Task details :: For the records below, count the lines containing the word "menu" and reply with the number alone.

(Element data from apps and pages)
*** Begin section ***

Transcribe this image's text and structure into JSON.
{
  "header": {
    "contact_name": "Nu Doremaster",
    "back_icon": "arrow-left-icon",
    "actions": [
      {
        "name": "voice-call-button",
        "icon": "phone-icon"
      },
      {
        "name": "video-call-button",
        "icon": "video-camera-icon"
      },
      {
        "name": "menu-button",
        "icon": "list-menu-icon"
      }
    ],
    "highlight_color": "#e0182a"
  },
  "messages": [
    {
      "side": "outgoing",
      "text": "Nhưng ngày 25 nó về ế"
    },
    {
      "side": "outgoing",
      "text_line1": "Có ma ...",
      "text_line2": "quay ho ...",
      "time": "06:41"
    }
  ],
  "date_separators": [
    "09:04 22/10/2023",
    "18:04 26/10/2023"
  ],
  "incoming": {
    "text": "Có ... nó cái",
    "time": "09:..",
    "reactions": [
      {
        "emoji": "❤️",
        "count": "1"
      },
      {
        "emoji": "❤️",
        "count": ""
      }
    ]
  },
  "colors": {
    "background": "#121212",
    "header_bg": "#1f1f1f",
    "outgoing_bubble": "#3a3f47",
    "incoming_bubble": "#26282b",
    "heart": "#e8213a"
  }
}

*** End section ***

Exercise output :: 2